Blog Archives

Insecticide-Impregnated Cattle Ear Tags

Cattle receiving insecticide-impregnated ear tags take their fly control system with them. Ear tags have provided a popular option to control the horn fly, a blood-sucking insect that hits producers with a $1 billion bill for losses and control costs

Posted in Livestock Pests

Feed-Thru (Oral Larvicide) Insecticides for Pasture Fly Control

Eliminating or treating a pest’s breeding site is often right at the top of the list of pest management options. It can work if the breeding site is very specific – like freshly deposited cow manure, the egg-laying site of

Posted in Livestock Pests

Two Species of Ticks Active During Kentucky Winters

Black-legged Tick In recent years, the blacklegged tick (Ixodes scapularis) (Figure 1) has become increasingly more common in Kentucky and now occurs throughout the state (Figure 2). Adults are active from November through March, whenever the temperature is above freezing.

Posted in Human Pests, Livestock Pests, Pet Pests

Fly Strike or Wound Maggots

Blow flies are blue-black to green scavenger flies that are common across Kentucky.  Females are attracted to carcasses, manure, or decaying organic matter.  Some species will lay eggs on the unhealed umbilical wound or accumulated manure around the anus of

Posted in Livestock Pests

Horse Flies and Deer Flies – Can They Be Controlled?

Female horse flies and deer flies slash skin with blade-like mouthparts to create small pools of blood from which they feed. Both groups of these closely related flies can be serious pests of cattle, horses, and humans. Horse flies range

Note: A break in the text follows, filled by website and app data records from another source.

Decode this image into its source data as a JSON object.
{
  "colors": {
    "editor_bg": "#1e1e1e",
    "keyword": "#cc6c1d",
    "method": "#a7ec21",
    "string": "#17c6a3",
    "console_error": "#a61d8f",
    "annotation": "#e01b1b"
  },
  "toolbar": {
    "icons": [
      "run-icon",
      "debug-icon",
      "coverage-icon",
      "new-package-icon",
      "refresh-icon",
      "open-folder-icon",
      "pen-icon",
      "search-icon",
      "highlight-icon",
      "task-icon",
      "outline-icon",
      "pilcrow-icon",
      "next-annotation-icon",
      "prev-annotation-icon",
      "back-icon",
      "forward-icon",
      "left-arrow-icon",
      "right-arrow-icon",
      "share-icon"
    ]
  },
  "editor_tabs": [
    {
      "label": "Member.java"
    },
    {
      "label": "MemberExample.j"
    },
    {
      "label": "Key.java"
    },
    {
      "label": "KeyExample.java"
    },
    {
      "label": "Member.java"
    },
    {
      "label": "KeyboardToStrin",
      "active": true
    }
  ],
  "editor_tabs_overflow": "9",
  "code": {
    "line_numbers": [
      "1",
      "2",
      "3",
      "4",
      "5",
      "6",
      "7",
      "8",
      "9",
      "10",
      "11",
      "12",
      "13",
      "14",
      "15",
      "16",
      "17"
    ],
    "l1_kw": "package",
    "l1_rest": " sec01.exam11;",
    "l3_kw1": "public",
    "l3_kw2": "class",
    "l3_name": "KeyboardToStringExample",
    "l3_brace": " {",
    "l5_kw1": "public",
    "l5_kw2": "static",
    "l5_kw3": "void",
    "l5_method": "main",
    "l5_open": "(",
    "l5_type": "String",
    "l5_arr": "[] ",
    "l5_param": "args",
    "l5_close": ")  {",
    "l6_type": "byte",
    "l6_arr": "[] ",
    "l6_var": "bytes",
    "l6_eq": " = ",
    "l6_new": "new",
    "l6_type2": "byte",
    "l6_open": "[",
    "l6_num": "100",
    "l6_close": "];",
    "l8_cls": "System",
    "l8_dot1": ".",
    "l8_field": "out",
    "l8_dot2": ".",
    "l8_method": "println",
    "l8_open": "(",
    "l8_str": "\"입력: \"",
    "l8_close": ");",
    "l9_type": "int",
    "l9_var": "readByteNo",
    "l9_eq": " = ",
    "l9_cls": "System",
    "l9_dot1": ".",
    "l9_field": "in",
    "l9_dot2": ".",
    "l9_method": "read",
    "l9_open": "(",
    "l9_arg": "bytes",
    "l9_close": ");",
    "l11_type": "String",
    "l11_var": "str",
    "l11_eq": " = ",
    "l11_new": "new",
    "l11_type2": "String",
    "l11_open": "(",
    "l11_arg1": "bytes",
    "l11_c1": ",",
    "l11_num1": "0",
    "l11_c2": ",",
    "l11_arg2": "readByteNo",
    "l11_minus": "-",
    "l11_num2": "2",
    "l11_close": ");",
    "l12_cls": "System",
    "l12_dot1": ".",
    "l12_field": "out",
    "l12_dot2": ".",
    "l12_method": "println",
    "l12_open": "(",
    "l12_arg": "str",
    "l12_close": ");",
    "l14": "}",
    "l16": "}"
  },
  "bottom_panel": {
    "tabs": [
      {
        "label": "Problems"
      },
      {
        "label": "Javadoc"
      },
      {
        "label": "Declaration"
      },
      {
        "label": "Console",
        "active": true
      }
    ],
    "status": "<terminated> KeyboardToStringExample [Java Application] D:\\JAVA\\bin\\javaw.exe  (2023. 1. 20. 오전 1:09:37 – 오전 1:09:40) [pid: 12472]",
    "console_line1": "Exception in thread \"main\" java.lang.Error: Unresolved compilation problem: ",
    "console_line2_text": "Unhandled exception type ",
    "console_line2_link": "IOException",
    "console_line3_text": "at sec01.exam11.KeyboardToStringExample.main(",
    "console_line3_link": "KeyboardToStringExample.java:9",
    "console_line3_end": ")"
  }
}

Posted in Livestock Pests

Late Summer Cattle Fly Check Can Catch Control Breakdown

Horn fly and face fly numbers will continue to build for a few weeks, which will put pressure on control programs. It is a good time to evaluate the pasture fly situation in your herd; check during the early afternoon

Posted in Livestock Pests

Managing Ticks in Pastures

American dog ticks (Figure 1) and lone star ticks spend most of their lives on the ground digesting a blood meal, molting to the next developmental stage, or waiting for a host. Cattle and horses pick up hungry ticks as

Posted in Livestock Pests